Parents who raised Indian daughter win reversal in thorny adoption case


The Supreme Court on Tuesday quashed a court decision that ordered a couple to hand over a girl they had raised since birth to her biological father because he is a Native American.

In an emotionally wrenching case, the Supreme Court ruled 5-4 in favor of Matt and Melanie Capobianco, who adopted a girl they named Veronica and cared for her until South Carolina granted her father custody in 2011.

Dusten Brown, the girl’s father and a member of the Cherokee Nation, had agreed to adoption during the pregnancy before later changing his mind and launching a legal bid for custody.

Brown sought to regain custody of his biological daughter under the Indian Child Welfare Act of 1978, legislation that had been set out to prevent Native American children from being separated from their families.

However, Justice Samuel Alito said that the legislation should not offer blanket protection to biological parents like Brown.

“Under the State Supreme Court’s reading, a biological Indian father could abandon his child in utero and refuse any support for the birth mother . . . and then could play his ICWA trump card at the eleventh hour to override the mother’s decision and the child’s best interests,” Alito wrote.

“If this were possible, many prospective adoptive parents would surely pause before adopting any child who might possibly qualify as an Indian under the ICWA.”
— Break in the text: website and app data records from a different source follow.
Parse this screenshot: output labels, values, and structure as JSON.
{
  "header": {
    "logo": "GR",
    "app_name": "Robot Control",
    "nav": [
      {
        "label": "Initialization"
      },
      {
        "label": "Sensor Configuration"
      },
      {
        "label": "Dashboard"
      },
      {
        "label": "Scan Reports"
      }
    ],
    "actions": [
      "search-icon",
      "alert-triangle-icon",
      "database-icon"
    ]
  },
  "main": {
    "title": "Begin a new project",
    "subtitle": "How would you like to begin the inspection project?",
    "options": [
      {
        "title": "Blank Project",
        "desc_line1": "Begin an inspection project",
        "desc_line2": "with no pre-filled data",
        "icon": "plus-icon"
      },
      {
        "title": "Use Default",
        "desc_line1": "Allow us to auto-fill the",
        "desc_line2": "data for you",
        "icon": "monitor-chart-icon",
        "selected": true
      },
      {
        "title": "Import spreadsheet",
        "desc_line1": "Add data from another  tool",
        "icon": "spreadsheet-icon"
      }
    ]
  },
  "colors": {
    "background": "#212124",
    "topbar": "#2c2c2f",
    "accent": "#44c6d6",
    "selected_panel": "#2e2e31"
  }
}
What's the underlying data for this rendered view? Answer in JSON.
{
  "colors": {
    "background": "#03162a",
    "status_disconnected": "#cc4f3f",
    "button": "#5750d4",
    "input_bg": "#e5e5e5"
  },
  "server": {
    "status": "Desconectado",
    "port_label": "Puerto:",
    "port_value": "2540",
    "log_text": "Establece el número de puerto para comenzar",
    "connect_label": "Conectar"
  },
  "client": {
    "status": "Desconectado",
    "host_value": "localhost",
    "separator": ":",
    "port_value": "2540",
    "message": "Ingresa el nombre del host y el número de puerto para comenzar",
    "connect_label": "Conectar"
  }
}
The Supreme Court did not grant custody of Veronica, now 3, to the Capobiancos but instead sent the case back to South Carolina’s courts for further hearings.